When I was discovering what the black neighbor kids once called “white boy music”, one of the bands I stumbled upon was Rainbow. I used to confused Foreigner and Rainbow, especially when I heard “Stone Cold” from Rainbow. When the Straight Between the Eyes album came out in 1982, Foreigner had moved away from it’s raw corporate rock style to a new slick synthesizer led future of polished rock . Rainbow would follow slowly, but the differences between the two bands were becoming more apparent.
Rainbow was the real “white boy music band”, as they unlike Foreigner were keeping it real with straight forward rock anthems that might have blasted from old Vauxhalls in the high school parking of England. Not that Rainbow was ever not accused of being too polished. The album before Straight Between the Eyes was considered a polished radio friendly gem, but many purists complained of the band going soft. That was always an criticism of Foreigner, but in the case of Rainbow, Straight Between the Eyes returned the band to a harder formula.
Led by the vocals of Joe Lynn Turner, Rainbow had gone through a lot of members by the time its 6th album was recorded. Ritchie Blackmore formally of Deep Purple was still in the band, but I would only know them from Turner’s voice which sounded like Lou Gramm of Foreigner sometimes. That one hit “Stone Cold” would have been a dead ringer for a new Foreigner song had it’s video not been played to death on MTV and Night Flight.
In fact it was that song that led me to think that Foreigner had a new single (and new style) right after 4. Joe Turner’s vocal range was not quite that of Lou Gramm, but that song and “Power” had a very Foreigner-like ring to it. Other songs sounded vaguely familiar stylistically to other British bands like Judas Priest, especially the album’s opener “Death Alley Driver”. It’s a hard sound with no frills. What is looses in melody, it more than makes up for in rhythm.
Some of the credit to Straight Between the Eye’s hard sound goes to the history of keyboards in the production. There’s piano, Hammond organ, Moog and Roland synthesizers all represented, giving Roger Glover’s production a multi faceted sound. When used effectively together, songs like “Stone Cold” are the result. It start with ’60s style organ flourishes and goes all the way to Roland synthesizers by the end.

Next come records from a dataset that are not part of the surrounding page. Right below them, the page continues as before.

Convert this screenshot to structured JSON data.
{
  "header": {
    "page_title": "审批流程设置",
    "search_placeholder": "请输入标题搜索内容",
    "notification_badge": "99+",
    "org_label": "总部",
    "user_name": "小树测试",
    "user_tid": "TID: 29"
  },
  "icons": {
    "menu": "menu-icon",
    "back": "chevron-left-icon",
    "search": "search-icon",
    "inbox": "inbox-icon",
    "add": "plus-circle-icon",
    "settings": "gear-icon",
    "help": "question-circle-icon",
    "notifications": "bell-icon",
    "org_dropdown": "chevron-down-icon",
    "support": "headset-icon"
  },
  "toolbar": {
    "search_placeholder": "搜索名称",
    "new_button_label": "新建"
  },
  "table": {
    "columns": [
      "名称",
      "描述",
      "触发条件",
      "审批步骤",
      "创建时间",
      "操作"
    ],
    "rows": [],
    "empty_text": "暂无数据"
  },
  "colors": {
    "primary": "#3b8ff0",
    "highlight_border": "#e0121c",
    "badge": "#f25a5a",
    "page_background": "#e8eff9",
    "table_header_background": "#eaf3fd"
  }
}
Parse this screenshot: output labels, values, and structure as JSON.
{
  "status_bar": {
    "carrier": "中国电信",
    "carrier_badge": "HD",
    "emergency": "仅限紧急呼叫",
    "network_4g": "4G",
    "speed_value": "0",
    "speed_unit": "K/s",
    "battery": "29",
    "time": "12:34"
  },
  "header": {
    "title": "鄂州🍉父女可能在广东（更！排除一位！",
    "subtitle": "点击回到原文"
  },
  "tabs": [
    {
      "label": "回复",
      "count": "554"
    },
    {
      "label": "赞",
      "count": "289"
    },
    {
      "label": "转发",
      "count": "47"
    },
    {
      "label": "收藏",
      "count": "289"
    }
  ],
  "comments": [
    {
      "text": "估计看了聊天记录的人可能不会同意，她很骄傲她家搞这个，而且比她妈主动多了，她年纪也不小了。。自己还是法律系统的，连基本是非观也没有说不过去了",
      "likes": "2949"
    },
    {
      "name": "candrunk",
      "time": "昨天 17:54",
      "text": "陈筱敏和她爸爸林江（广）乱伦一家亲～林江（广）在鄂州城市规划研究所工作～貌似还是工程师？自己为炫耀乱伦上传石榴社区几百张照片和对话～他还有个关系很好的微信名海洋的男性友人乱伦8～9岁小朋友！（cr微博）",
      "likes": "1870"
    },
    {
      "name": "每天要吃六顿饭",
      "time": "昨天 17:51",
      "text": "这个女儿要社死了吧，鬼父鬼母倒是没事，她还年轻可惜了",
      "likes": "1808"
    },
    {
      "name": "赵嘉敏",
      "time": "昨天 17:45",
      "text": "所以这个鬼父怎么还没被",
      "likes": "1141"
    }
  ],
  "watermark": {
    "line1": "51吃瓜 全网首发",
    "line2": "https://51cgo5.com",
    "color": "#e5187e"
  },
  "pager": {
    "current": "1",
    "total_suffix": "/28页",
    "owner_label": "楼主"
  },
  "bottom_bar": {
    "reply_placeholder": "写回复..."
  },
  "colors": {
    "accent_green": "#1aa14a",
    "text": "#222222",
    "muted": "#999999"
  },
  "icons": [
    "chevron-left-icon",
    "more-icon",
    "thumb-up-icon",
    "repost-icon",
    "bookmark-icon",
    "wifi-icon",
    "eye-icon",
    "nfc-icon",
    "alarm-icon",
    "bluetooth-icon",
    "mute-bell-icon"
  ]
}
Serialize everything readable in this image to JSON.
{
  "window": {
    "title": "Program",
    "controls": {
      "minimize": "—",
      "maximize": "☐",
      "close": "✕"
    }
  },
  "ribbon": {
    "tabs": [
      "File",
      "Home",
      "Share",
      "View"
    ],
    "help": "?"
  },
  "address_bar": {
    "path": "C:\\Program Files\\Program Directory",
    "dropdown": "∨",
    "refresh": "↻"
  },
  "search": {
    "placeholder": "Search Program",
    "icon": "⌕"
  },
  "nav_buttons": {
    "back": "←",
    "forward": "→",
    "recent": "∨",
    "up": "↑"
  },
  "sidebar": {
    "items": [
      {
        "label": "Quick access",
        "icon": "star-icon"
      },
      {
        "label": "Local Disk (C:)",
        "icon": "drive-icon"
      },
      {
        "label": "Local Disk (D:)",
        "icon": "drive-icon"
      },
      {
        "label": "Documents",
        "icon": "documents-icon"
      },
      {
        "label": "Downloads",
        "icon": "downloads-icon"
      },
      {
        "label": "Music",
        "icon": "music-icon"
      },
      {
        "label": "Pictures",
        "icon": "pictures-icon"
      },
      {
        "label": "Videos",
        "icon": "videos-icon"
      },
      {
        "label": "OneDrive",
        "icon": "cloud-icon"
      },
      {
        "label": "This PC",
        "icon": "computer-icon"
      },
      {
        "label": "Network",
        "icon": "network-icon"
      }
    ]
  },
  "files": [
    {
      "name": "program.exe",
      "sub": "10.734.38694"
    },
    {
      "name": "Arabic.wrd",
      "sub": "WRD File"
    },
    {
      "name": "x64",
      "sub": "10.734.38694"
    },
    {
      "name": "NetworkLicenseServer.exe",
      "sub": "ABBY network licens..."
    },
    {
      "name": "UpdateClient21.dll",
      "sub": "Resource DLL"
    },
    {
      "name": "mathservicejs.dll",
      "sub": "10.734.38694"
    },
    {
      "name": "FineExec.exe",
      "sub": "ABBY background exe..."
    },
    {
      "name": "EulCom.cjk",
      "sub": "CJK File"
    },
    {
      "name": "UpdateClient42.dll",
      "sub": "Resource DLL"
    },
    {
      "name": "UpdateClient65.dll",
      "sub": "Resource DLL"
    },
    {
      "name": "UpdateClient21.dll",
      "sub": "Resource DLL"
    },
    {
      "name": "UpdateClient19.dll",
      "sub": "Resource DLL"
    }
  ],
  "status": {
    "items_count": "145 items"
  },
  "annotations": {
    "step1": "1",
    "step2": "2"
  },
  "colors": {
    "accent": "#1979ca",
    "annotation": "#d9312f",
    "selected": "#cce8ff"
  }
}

And of course there’s Ritchie Blackmore’s guitar leading the way.
Finally, no discussion of Straight Between the Eyes could be complete with mentioning the disturbing and unfortunate album cover art from Jeff Cummins of Hipgnosis. Hipgnosis was the 23 Envelope of the 1970s, defining the style of mostly prog British rock bands at a time when album covers were beginning to be taken seriously. It ranks second only to Queen’s News of the World on the trauma scale as the most disturbing graphic image of my childhood. Fortunately, I can avoid the cover art with my remastered digital file of this album.